parameter eld in a mean- eld picture. This mean- eld solution leads to a nite transi-
MFtion temperature T at which long-range order develops. The transition is due to theirc
quasi-one-dimensional nature which results in a (perfectly) nested Fermi surface. How-
ever, this is just an artifact of the mean- eld approximation. As is well known, a strictly
one-dimensional system with only short-range interaction does not develop a long-range
order at any nite temperature. The phase transition to the charge density wave which
would break a continuous symmetry is then prevented by the uctuations of the order pa-
rameters. Real quasi-one-dimensional materials are highly anisotropic three-dimensional

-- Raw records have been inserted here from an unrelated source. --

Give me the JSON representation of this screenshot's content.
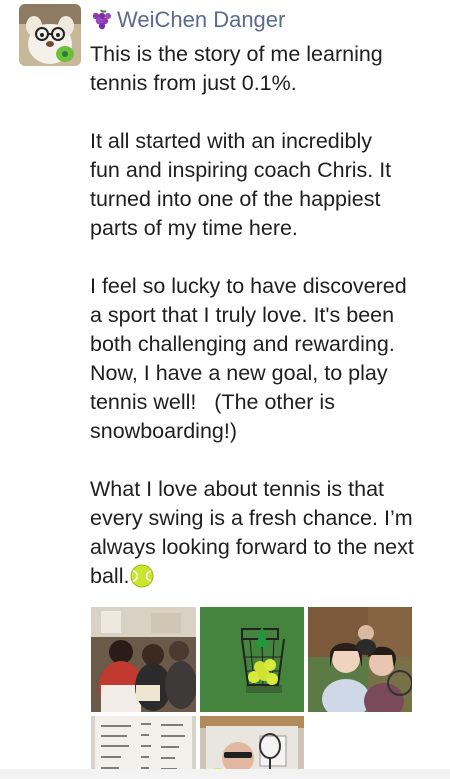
{
  "post": {
    "author": "WeiChen Danger",
    "author_icon": "grape-icon",
    "paragraphs": [
      [
        "This is the story of me learning",
        "tennis from just 0.1%."
      ],
      [
        "It all started with an incredibly",
        "fun and inspiring coach Chris. It",
        "turned into one of the happiest",
        "parts of my time here."
      ],
      [
        "I feel so lucky to have discovered",
        "a sport that I truly love. It's been",
        "both challenging and rewarding.",
        "Now, I have a new goal, to play",
        "tennis well!   (The other is",
        "snowboarding!)"
      ],
      [
        "What I love about tennis is that",
        "every swing is a fresh chance. I’m",
        "always looking forward to the next",
        "ball."
      ]
    ],
    "end_icon": "tennis-ball-icon",
    "photos": [
      "group-dinner-photo",
      "tennis-ball-basket-photo",
      "selfie-tennis-court-photo",
      "handwritten-notes-photo",
      "coach-selfie-photo"
    ],
    "colors": {
      "author": "#5b6a92",
      "text": "#1f1f1f",
      "background": "#ffffff"
    }
  }
}
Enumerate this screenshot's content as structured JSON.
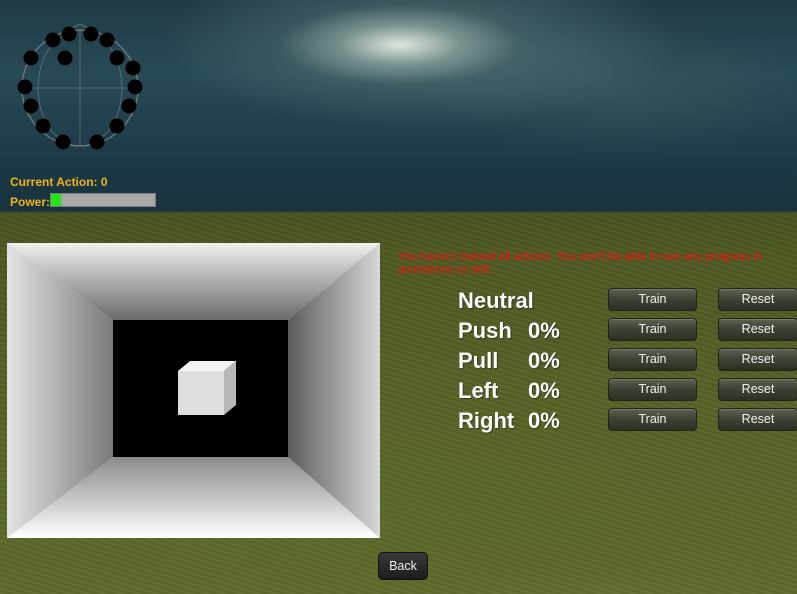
{
  "hud": {
    "current_action": "Current Action: 0",
    "power_label": "Power:",
    "power_level": 0.1
  },
  "headset": {
    "sensor_count": 14,
    "colors": {
      "sensor": "#000000",
      "outline": "#888888"
    }
  },
  "warning": "You haven't trained all actions. You won't be able to see any progress in animations or skill.",
  "actions": [
    {
      "name": "Neutral",
      "percent": "",
      "train_label": "Train",
      "reset_label": "Reset"
    },
    {
      "name": "Push",
      "percent": "0%",
      "train_label": "Train",
      "reset_label": "Reset"
    },
    {
      "name": "Pull",
      "percent": "0%",
      "train_label": "Train",
      "reset_label": "Reset"
    },
    {
      "name": "Left",
      "percent": "0%",
      "train_label": "Train",
      "reset_label": "Reset"
    },
    {
      "name": "Right",
      "percent": "0%",
      "train_label": "Train",
      "reset_label": "Reset"
    }
  ],
  "back_label": "Back",
  "colors": {
    "hud_text": "#f4b21b",
    "power_fill": "#22e61a",
    "warning_text": "#ee1414",
    "button_bg": "#3e4436"
  }
}
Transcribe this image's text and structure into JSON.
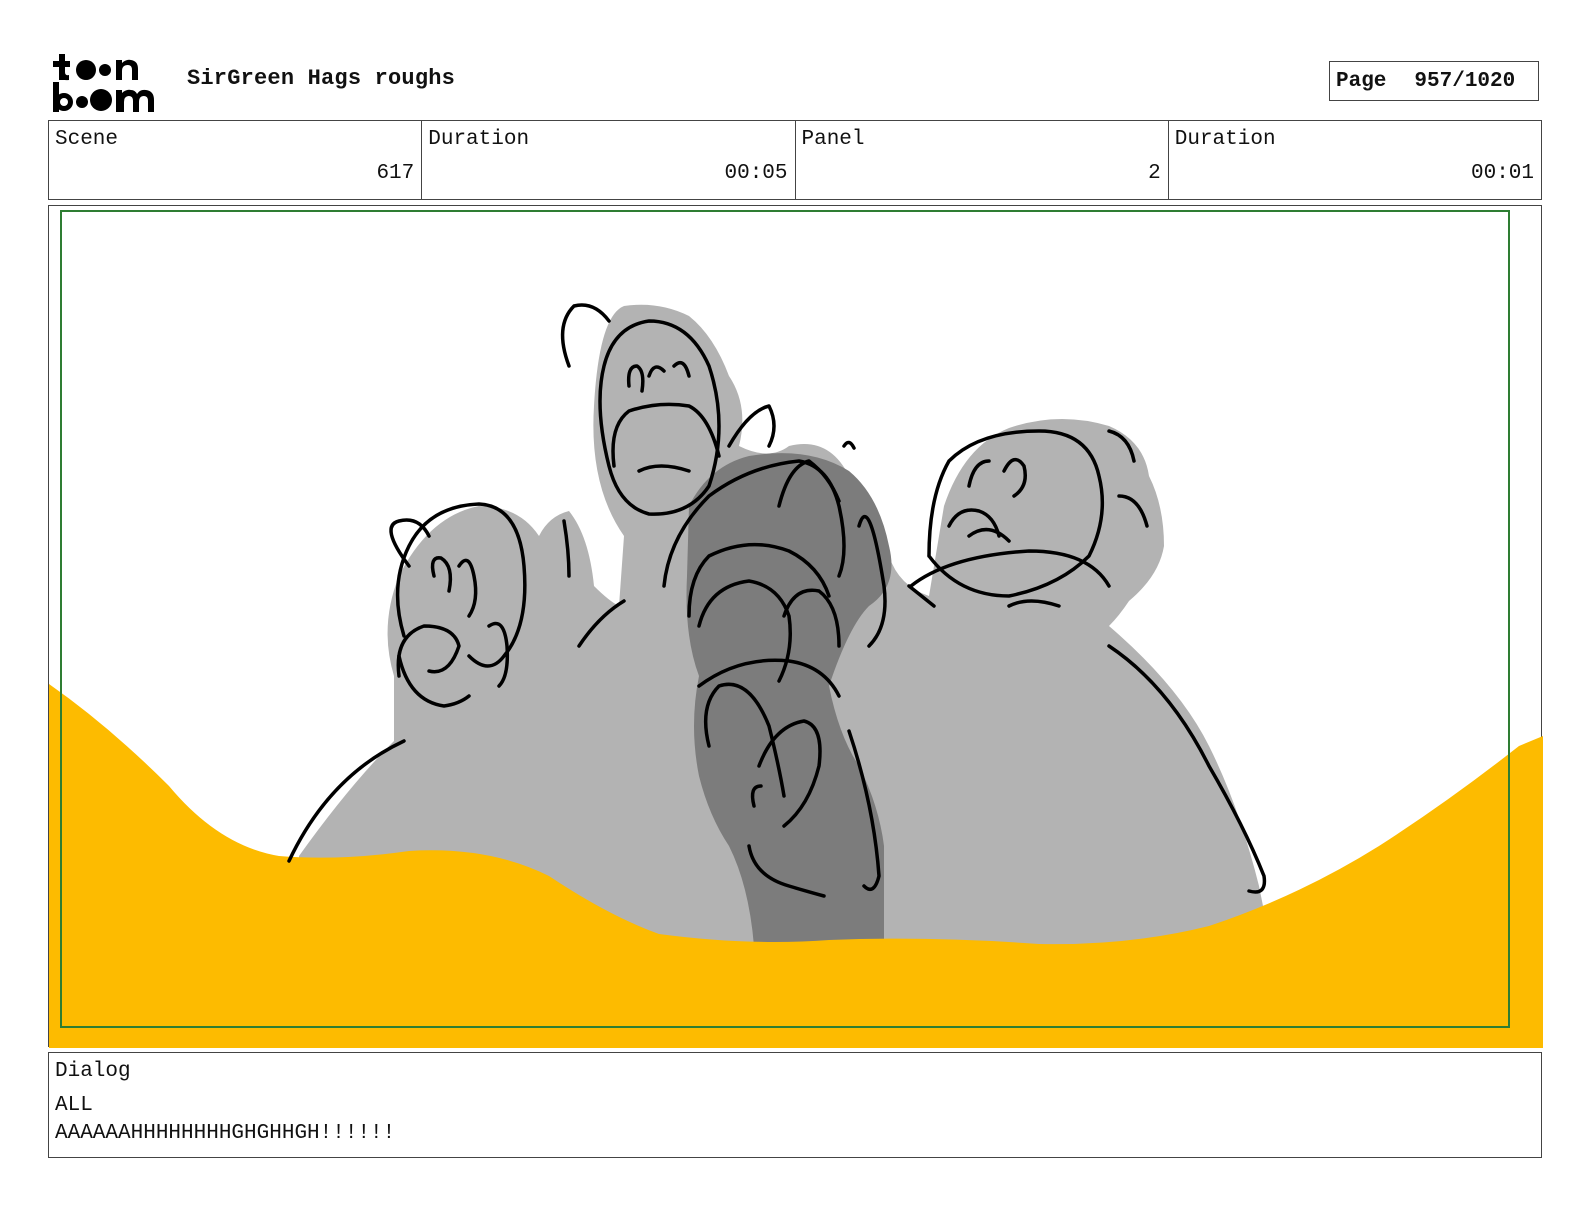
{
  "header": {
    "logo_text": "toonboom",
    "project_title": "SirGreen Hags roughs",
    "page_label": "Page",
    "page_number": "957/1020"
  },
  "info": {
    "scene_label": "Scene",
    "scene_value": "617",
    "scene_duration_label": "Duration",
    "scene_duration_value": "00:05",
    "panel_label": "Panel",
    "panel_value": "2",
    "panel_duration_label": "Duration",
    "panel_duration_value": "00:01"
  },
  "dialog": {
    "label": "Dialog",
    "speaker": "ALL",
    "line": "AAAAAAHHHHHHHHGHGHHGH!!!!!!"
  },
  "colors": {
    "sand": "#FDBB00",
    "figure_light": "#B3B3B3",
    "figure_dark": "#7C7C7C",
    "safe_frame": "#2E7D32",
    "ink": "#000000"
  }
}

system. As the temperature is lowered, the electronic interchain Coulomb interaction and
tunneling results a nite transition temperature T below which the3D
MFlong-range order occurs. For weak interchain coupling, we usually have T T =4 [2].3D c
MFThe region below T is characterized by one-dimensional uctuations which at somec
temperature T >T , crossover to uctuations with two- or three- dimensional charac-3D
ter. T is the temperature at which the transverse correlation length becomes comparable
to the interchain spacing.
Besides the Peierls instability, the quasi-one-dimensional materials exhibit many other
unusual phenomena such as pseudogaps which can be observed in various experiments
like the spin susceptibility [9], speci c heat and optical conductivity [10, 11, 12]. The
pseudogap phenomenon was rst explained by considering the one-dimensional uctua-
tions precursor to the real CDW phase transition. Ever since the discovery of quasi-one-
dimensional materials, it has been recognized that uctuation e ects play an important
role above the three-dimensional transition temperature T since the reduction of phase3D
space from three dimension to one dimension makes uctuations very important. At low
1